A tale about Maori culture saving itself, and the world. The plot switches between what the whales are up to and the hunt for a new Maori chief in Whangara - a tribe that is descended from the legendary whale rider. Unfortunately the next in line for the title is a girl whose many gifts are completely missed by her great grandfather. The Whale Rider, written in 1987, offers fascinating insights into other people's lives - the way generations can mix well, and badly; the rights of passage we all make but seem so unique to us (schooling, running away, coming home). Best of all the book makes the case for equality, which is why I tried to persuade my 14 year old daughter to read it, but she found it too dull and domestic (clearly skipping the sections about the whales as they swim the oceans...). I will try and pass it to her again!
Readability: 7/10 - and easy to read too, you could finish it in one sitting.
Should you read it? Yes, it offers insights into Maori culture (without the misery endured in Alan Duff's Once Were Warriors, 1995). Apparently it's a great film too
Worth finding more Witi Ihimaera books? Yes. It seems incredible but he was the first Maori writer to publish a novel, Tangi, back in 1973. Ihimaera has worked as a diplomat and a uni lecturer - plus written collections of short stories and novels.
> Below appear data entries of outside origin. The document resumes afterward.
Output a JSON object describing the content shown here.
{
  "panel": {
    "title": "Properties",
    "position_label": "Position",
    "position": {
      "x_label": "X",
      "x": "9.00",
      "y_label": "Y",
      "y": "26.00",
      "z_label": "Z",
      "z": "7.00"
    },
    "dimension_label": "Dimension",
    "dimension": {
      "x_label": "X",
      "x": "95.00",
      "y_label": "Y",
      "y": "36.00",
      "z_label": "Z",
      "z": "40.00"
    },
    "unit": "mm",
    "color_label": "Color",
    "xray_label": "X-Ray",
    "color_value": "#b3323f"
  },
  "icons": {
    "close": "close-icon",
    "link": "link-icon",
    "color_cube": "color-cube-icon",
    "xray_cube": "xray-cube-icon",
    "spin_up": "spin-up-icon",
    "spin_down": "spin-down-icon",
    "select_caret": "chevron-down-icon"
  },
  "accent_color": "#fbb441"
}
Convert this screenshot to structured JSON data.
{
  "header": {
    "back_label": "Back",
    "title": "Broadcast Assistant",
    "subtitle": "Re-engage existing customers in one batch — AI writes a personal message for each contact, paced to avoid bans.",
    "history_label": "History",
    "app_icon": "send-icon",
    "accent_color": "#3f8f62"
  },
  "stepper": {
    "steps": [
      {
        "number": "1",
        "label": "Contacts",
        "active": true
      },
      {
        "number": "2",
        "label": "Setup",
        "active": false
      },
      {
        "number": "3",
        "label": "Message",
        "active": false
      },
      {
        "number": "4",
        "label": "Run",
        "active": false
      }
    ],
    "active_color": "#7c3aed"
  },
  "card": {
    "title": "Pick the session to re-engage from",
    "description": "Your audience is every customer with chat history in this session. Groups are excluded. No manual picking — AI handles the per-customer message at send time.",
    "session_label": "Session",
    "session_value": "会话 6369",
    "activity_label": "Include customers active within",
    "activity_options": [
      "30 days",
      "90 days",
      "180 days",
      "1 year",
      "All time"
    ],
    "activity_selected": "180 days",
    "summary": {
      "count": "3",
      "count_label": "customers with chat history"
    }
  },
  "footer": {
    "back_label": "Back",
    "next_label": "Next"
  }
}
He another look at New Zealand culture, one which should not be missed.
Other posts about books with a strong sense of place in Egypt, Iran, Iraq and Lebanon, see here.